Recently Moved to a Home & the AC Won't Come On? How to Check the Disconnect Switches

If you recently moved to a new or old home, and the AC won't come on, you might think that there's a serious problem with the cooling system. Although the air conditioner could possibly have a serious issue to fix, it's not always the case. Sometimes, small issues can occur in cooling systems that make it appear as though they're bad, including turned off disconnect switches. Before you panic or call your AC contractor for help, try to fix your AC's problems with the information and tips below.

Why Should You Check the Disconnect Switches?

Every cooling system uses two separate units to operate: an indoor air handler, or furnace, and an outdoor condensing unit. Both units connect to special switches that you can turn off, or disconnect, during emergency situations that might damage your cooling system, such as seasonal storms and electrical problems. The units also rely on the switches for electrical power during everyday use. A number of things can disrupt power to the switches, including accidentally turning them off and power outages.

If the previous homeowner, renter or real estate agent accidentally disconnected the switch inside or outside the house, the entire cooling system won't come on. Sometimes, power outages or fluctuations can inadvertently turn the switches off. If the home's electrical power remained on during showings, it may have happened during one of those times. 

How Do You Check the Disconnect Switches?

The first thing to do is to completely disconnect electrical power to the cooling system by turning it off at the main circuit breaker. Although the cooling system isn't coming on, it could still have electric running through its power switches that may shock your hands when you touch them. You can return power to the system after you check the switches.

Both switches hide inside small, covered boxes that resemble circuit breaker boxes and usually sit close by the units. The switches themselves look similar to breakers or fuses because they convey electrical power in a similar fashion. To access the switches, you'll need to lift up or remove the boxes' covers with clean, dry hands. Because each switch operates in a specific way, you must follow specific steps to check and repair them.
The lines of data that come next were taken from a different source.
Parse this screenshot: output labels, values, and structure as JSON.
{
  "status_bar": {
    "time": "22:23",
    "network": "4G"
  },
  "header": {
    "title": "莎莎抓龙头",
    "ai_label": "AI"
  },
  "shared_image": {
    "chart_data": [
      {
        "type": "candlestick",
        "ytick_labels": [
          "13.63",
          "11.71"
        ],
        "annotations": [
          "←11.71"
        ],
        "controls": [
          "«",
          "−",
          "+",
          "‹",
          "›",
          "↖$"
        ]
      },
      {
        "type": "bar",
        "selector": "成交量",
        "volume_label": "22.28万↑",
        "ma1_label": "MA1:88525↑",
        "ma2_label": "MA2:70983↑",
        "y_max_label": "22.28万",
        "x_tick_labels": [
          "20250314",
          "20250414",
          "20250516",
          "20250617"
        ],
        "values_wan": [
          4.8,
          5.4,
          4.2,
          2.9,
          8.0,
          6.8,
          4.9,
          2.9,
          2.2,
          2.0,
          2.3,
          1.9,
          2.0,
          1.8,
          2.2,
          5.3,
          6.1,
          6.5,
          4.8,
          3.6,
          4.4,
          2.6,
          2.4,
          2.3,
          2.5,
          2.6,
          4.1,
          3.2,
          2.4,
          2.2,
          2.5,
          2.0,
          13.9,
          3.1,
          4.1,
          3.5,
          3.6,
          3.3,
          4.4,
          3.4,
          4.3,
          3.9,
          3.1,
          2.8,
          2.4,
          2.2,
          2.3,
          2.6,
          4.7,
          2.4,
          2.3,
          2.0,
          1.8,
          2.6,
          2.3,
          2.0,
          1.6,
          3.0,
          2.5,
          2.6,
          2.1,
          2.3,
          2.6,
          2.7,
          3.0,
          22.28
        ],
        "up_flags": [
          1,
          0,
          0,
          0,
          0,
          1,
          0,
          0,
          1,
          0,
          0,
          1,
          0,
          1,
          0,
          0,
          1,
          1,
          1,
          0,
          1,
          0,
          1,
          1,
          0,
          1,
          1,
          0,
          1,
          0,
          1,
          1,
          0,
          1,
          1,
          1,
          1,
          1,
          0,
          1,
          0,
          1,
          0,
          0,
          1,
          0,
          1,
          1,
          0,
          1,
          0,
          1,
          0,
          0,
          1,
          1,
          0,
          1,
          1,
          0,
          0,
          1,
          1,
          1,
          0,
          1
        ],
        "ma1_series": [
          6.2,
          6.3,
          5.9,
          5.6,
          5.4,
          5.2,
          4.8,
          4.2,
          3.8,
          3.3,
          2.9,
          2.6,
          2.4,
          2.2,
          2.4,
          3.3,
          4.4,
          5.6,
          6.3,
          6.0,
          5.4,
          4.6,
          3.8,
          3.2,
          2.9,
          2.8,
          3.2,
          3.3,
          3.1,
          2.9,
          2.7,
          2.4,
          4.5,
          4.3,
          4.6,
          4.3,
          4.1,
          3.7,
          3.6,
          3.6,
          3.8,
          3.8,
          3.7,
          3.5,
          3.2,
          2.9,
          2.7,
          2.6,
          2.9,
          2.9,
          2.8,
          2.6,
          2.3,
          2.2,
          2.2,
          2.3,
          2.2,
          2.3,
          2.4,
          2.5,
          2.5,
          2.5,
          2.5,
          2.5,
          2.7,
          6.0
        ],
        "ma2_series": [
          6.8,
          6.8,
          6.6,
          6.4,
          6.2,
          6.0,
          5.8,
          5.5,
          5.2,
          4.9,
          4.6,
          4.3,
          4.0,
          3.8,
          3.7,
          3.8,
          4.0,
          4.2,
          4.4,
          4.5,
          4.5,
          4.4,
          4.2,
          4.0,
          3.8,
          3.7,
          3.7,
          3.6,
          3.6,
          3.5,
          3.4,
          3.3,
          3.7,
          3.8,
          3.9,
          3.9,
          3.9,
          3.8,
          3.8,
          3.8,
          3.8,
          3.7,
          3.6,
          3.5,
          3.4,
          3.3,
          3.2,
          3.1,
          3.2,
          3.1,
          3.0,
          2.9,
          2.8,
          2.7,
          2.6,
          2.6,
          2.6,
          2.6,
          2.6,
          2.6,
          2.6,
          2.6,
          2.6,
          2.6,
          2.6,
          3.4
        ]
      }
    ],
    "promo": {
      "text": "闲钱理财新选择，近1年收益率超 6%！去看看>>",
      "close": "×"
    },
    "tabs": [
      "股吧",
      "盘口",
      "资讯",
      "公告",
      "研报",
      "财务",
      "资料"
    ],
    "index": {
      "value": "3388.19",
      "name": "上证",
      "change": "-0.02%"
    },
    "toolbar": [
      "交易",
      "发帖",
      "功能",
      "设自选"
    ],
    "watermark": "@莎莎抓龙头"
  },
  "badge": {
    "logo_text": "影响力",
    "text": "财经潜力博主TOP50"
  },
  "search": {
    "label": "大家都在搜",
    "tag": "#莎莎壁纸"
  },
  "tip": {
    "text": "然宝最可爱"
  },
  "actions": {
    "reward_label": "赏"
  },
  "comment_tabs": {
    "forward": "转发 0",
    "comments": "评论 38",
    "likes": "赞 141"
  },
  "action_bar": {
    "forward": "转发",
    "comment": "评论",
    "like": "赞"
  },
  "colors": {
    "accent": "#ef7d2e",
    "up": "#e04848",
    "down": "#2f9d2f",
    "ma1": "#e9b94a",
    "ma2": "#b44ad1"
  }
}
It's a good idea that you start with the indoor switch first, then move the outdoor switch.

Enter your indoor air handler's closet, then use a flashlight to examine the face or front surface of the disconnect switch. Flip the switch back and forth to reset it. The switch should face the "on" position when you're done. If you're unsure about this step, read over the user instructions located in the inside paneling of box. After you reset the switch, turn on your cooling system and wait for it to come on.

If the indoor and outside units both come on, you solved the issues. But if only the indoor unit turns on, and the outdoor unit stays off, check the outdoor switch to see if it's on. You'll need to turn off the cooling system's power one more time for safety.

The outdoor switch will generally have the words "on" and "off" on the front of it. If the switch's toggle points in the off position, move it to the "on" position, then return power to the system. If power does reach the outdoor unit, its fan will spin and the motor will start.

If none of these things above happen, contact an AC repair technician through resources like for additional help. A contractor can test the indoor and outdoor units to see if they need repairs, or if you need to replace one or both.